Plenty of people just walked on by the table, giving me the chance to just watch them. A very large number of folks down here, men and women alike, have tattoos. Young men in shorts with purple art on their calves, arms, necks -- young women with flowers decorating their shoulders or just below their collarbones, sometimes well below. The weather gets warm down here -- mid-90s today -- and maybe the resultant bare skin encourages the body art that seems so common here. It seems generational, though; tats and wrinkles don't go together often.

Getting people's attention required me to be active, though some folks walked right up to my table. Others would look at my display and walk on by. Whether they stopped or not, I'd always try to make eye contact and say hello. If they showed the slightest interest, I'd say, "It's a humorous crime caper." (Pause.) "It's gotten great reviews everywhere except in Alamogordo." That typically raised an eyebrow or two. They'd look at the book and then at me, then ask "Why?" Then we had the makings of a conversation. "Well, I sent chapter one to the Friends of the Library," I'd say, "and it starts out with the villain. They objected that the villain has bad moral character and uses bad language, and that readers in Alamogordo wouldn't like it."

At this point, much eye rolling ensued. Many folks knew about Alamogordo's reputation (though I'm still not sure how to characterize the city myself). Yes, that's Alamogordo, they'd say. One gentleman who bought my book shook my hand and said on his way out the door, "Don't let anyone stop you from writing."

Saturday, August 04, 2007

Speaking at SouthWest Writers

Nancy and I drove the 225 miles to Albuquerque Friday in anticipation of my Saturday talk at SouthWest Writers. We treated ourselves to a nice room at the Marriott and took an enjoyable tram ride to the summit of Sandia Peak. This photo from the back of the tram shows the city below:

And here is the tram, which travels 2.7 miles and climbs about 4,000 feet:

The talk the next day seems to have been a success.

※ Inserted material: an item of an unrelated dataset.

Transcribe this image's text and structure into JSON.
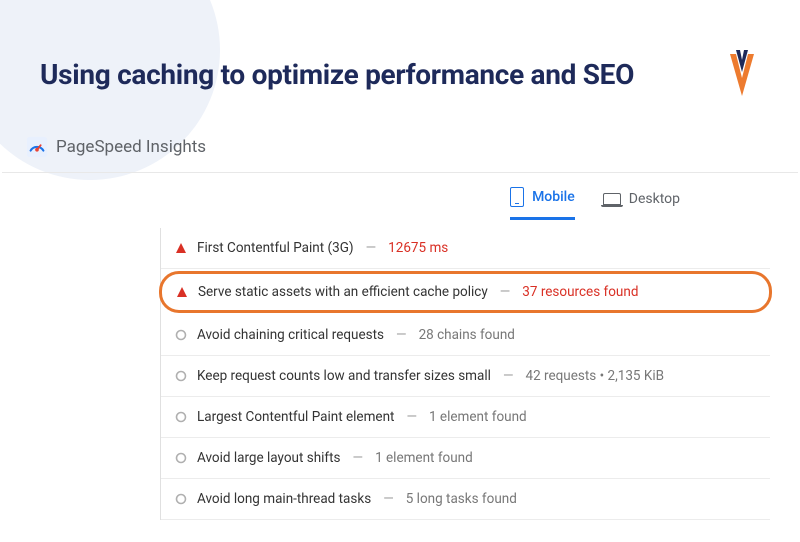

SouthWest Writers is a large and congenial group with over 600 members, of whom over 100 were there to listen to me. The title of my presentation was "Publishing Your Pride and Joy," which focused on self-publishing and subsidy publishing. Earlier in the week I'd prepared a six-page handout and run off 110 copies, which turned out to be not quite enough. I'd practiced my talk over and over again, and it never came out the same way twice, but the practice got me through the real thing nicely.

Thursday, August 02, 2007


A while back, I contacted the Friends of the Library in Alamogordo about doing a reading of When Pigs Fly. My initial query was greeted with interest, but then their program chair read the first chapter of the novel on my website. Afterward, I received the following email:

Bob, After reading the first chapter of your book, I do not think the Friends of the Library would be a good sponsor of a reading of your book. Because of Diet Cola's language and lack of moral character, members of the group would not be interested in his "adventures" or "misadventures". I cannot think of any other group who might sponsor a reading and I regret that your book does not fit the criteria for our group. ______, Program Chairman

This is from the city where in 2001 a minister held a public burning of Harry Potter books. Maybe since I missed that event, I can arrange for the good reverend to purchase a couple hundred copies of my book for a special burning. Why should only big-name authors get all the attention? I would happily pay for the gasoline.

I am honored to join the ranks of authors who have written unacceptable works.